We are members of various professional associations, including the Association of Truck Accident Lawyers, AAJ Trucking Litigation Group, and the National Trial Lawyers Top Truck Accident Lawyers. When you have been injured in a collision or another on-site accident, we make sure to get to the scene of your injury as soon as possible. When we prepare for personal injury claim cases and fatal accidents, we use the best experts in the U.S., and we are have achieved seven-figure and eight-figure results for our injured clients and their families. We were excel at handling these complex injury cases, and we will go to you if you cannot reach our firm. An experienced Hartford and White River Junction wrongful death attorney can begin working with you on your case today. Contact Sabbeth Law for more information.


What evidence do we need for a wrongful death case?

The evidence will depend on the accident. If your loved one was killed in a truck accident, then we typically rely on witness statements, physical evidence from the crash, truck company records, and data from the electronic logging system. Our legal team can ensure that this information is preserved so that you can use it during your case.

Other cases will rest on other evidence. It’s important to meet with an attorney and gather evidence as soon as possible. Evidence tends to disappear the longer you wait.

How much compensation can we receive?

There are many factors. As discussed above, you can receive compensation for economic losses, like hospital bills and lost income. There are certain limitations, however. The defendant might not have much money. If a car driver killed your loved one, then any settlement is paid out of the driver’s insurance policy. Unfortunately, the driver might not have any coverage, or they have only the minimum liability coverage. However, if a truck driver caused the death, we can typically sue the trucking company for damages, and recover compensation for medical and funeral expenses because these companies usually have larger liability policies.

Why doesn’t the prosecutor file a wrongful death case?

A wrongful death lawsuit is civil, not criminal. Civil cases are filed by members of the public. You can sue someone for causing your loved one’s wrongful death suits even if the prosecutor doesn’t think there’s enough evidence to bring criminal charges. For example, many wrongful death cases are just civil lawsuits based on negligence. But negligence often doesn’t rise to the level of a crime in Vermont.
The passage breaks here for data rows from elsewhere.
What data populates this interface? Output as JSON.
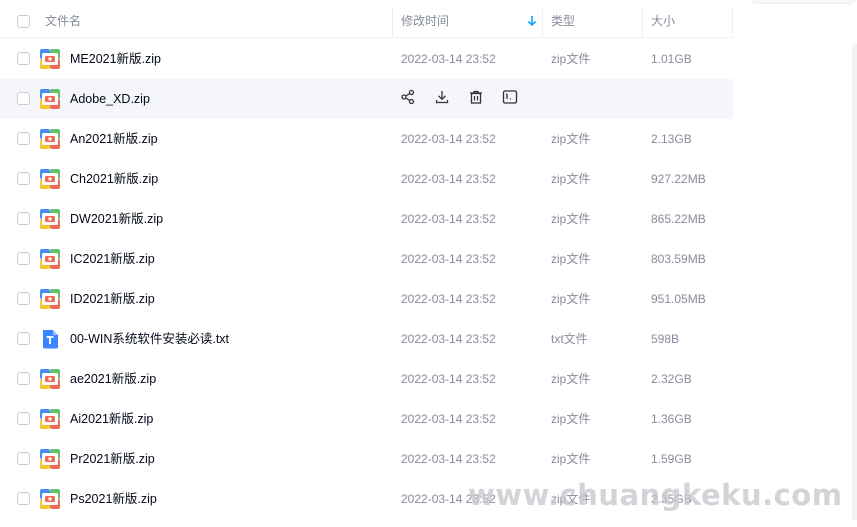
{
  "header": {
    "name_label": "文件名",
    "time_label": "修改时间",
    "type_label": "类型",
    "size_label": "大小",
    "sort_icon": "arrow-down-icon"
  },
  "rows": [
    {
      "name": "ME2021新版.zip",
      "time": "2022-03-14 23:52",
      "type": "zip文件",
      "size": "1.01GB",
      "icon": "zip-archive-icon"
    },
    {
      "name": "Adobe_XD.zip",
      "time": "",
      "type": "",
      "size": "",
      "icon": "zip-archive-icon",
      "hovered": true,
      "actions": [
        "share-icon",
        "download-icon",
        "delete-icon",
        "more-icon"
      ]
    },
    {
      "name": "An2021新版.zip",
      "time": "2022-03-14 23:52",
      "type": "zip文件",
      "size": "2.13GB",
      "icon": "zip-archive-icon"
    },
    {
      "name": "Ch2021新版.zip",
      "time": "2022-03-14 23:52",
      "type": "zip文件",
      "size": "927.22MB",
      "icon": "zip-archive-icon"
    },
    {
      "name": "DW2021新版.zip",
      "time": "2022-03-14 23:52",
      "type": "zip文件",
      "size": "865.22MB",
      "icon": "zip-archive-icon"
    },
    {
      "name": "IC2021新版.zip",
      "time": "2022-03-14 23:52",
      "type": "zip文件",
      "size": "803.59MB",
      "icon": "zip-archive-icon"
    },
    {
      "name": "ID2021新版.zip",
      "time": "2022-03-14 23:52",
      "type": "zip文件",
      "size": "951.05MB",
      "icon": "zip-archive-icon"
    },
    {
      "name": "00-WIN系统软件安装必读.txt",
      "time": "2022-03-14 23:52",
      "type": "txt文件",
      "size": "598B",
      "icon": "text-file-icon"
    },
    {
      "name": "ae2021新版.zip",
      "time": "2022-03-14 23:52",
      "type": "zip文件",
      "size": "2.32GB",
      "icon": "zip-archive-icon"
    },
    {
      "name": "Ai2021新版.zip",
      "time": "2022-03-14 23:52",
      "type": "zip文件",
      "size": "1.36GB",
      "icon": "zip-archive-icon"
    },
    {
      "name": "Pr2021新版.zip",
      "time": "2022-03-14 23:52",
      "type": "zip文件",
      "size": "1.59GB",
      "icon": "zip-archive-icon"
    },
    {
      "name": "Ps2021新版.zip",
      "time": "2022-03-14 23:52",
      "type": "zip文件",
      "size": "2.35GB",
      "icon": "zip-archive-icon"
    }
  ],
  "watermark": "www.chuangkeku.com",
  "colors": {
    "accent": "#06a7ff",
    "zip_blue": "#4a8cf0",
    "zip_green": "#63c06b",
    "zip_yellow": "#f8c233",
    "zip_red": "#f06a55",
    "txt_blue": "#3b86ff"
  }
}
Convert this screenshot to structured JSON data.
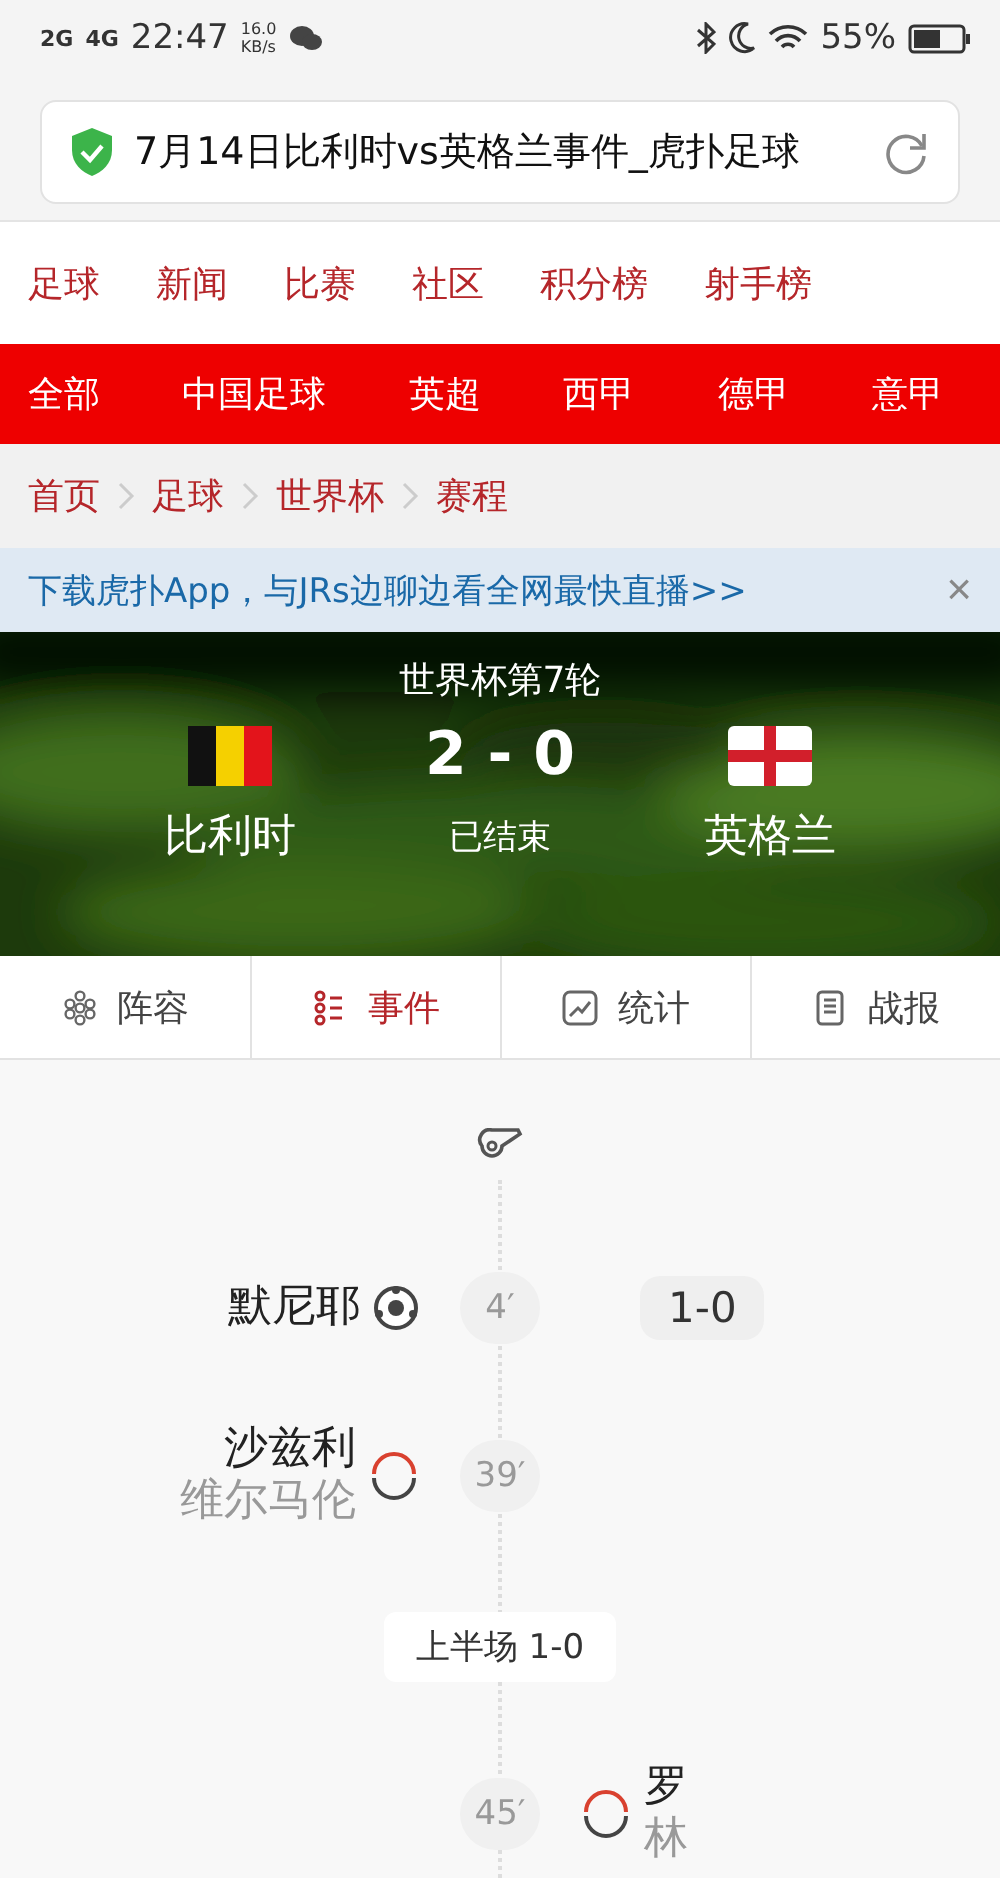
{
  "status_bar": {
    "networks": [
      "2G",
      "4G"
    ],
    "time": "22:47",
    "speed_value": "16.0",
    "speed_unit": "KB/s",
    "battery": "55%"
  },
  "address_bar": {
    "title": "7月14日比利时vs英格兰事件_虎扑足球"
  },
  "main_nav": [
    "足球",
    "新闻",
    "比赛",
    "社区",
    "积分榜",
    "射手榜"
  ],
  "league_nav": [
    "全部",
    "中国足球",
    "英超",
    "西甲",
    "德甲",
    "意甲"
  ],
  "breadcrumb": [
    "首页",
    "足球",
    "世界杯",
    "赛程"
  ],
  "banner": {
    "text": "下载虎扑App，与JRs边聊边看全网最快直播>>",
    "close": "×"
  },
  "match": {
    "round": "世界杯第7轮",
    "score": "2 - 0",
    "status": "已结束",
    "home": {
      "name": "比利时"
    },
    "away": {
      "name": "英格兰"
    }
  },
  "tabs": [
    {
      "label": "阵容",
      "selected": false
    },
    {
      "label": "事件",
      "selected": true
    },
    {
      "label": "统计",
      "selected": false
    },
    {
      "label": "战报",
      "selected": false
    }
  ],
  "timeline": [
    {
      "kind": "home-goal",
      "minute": "4′",
      "player": "默尼耶",
      "score": "1-0"
    },
    {
      "kind": "home-sub",
      "minute": "39′",
      "player": "沙兹利",
      "player_out": "维尔马伦"
    },
    {
      "kind": "period",
      "label": "上半场 1-0"
    },
    {
      "kind": "away-sub",
      "minute": "45′",
      "player": "罗",
      "player_out": "林"
    }
  ]
}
Also, the standard of proof is lower in a civil case. To win in a wrongful death action, your lawyer only needs to show that it is more likely than not that the defendant killed your loved one. That’s much lower than “proof beyond a reasonable doubt,” which is the criminal standard.

What if more than 2 years have passed since our loved one’s death?

If you are over the statute of limitations deadline. That means that if you sue, the defendant can ask the judge to dismiss the case—and judges will do just that. You will lose out on the ability to claim a wrongful death settlement. Also, there is no incentive for the defendant to settle the case out of court. They know if you are unhappy with what they offer, you can’t go into court and vindicate your rights. Please contact experienced attorney at our firm immediately to discuss your impending death case. We can file a wrongful death lawsuit before the deadline if there is time remaining.

Will I have to testify at trial?

You might. Typically, we can settle cases outside of court with the defendant, which makes a trial unnecessary. But if we can’t settle, then we’ll need to go into court and file a lawsuit. You might need to testify if you observed the car accident yourself that killed your loved one. You might also need to testify to establish your non-economic losses, such as loss of companionship. We know testifying is stressful, but our firm can prepare you for the experience.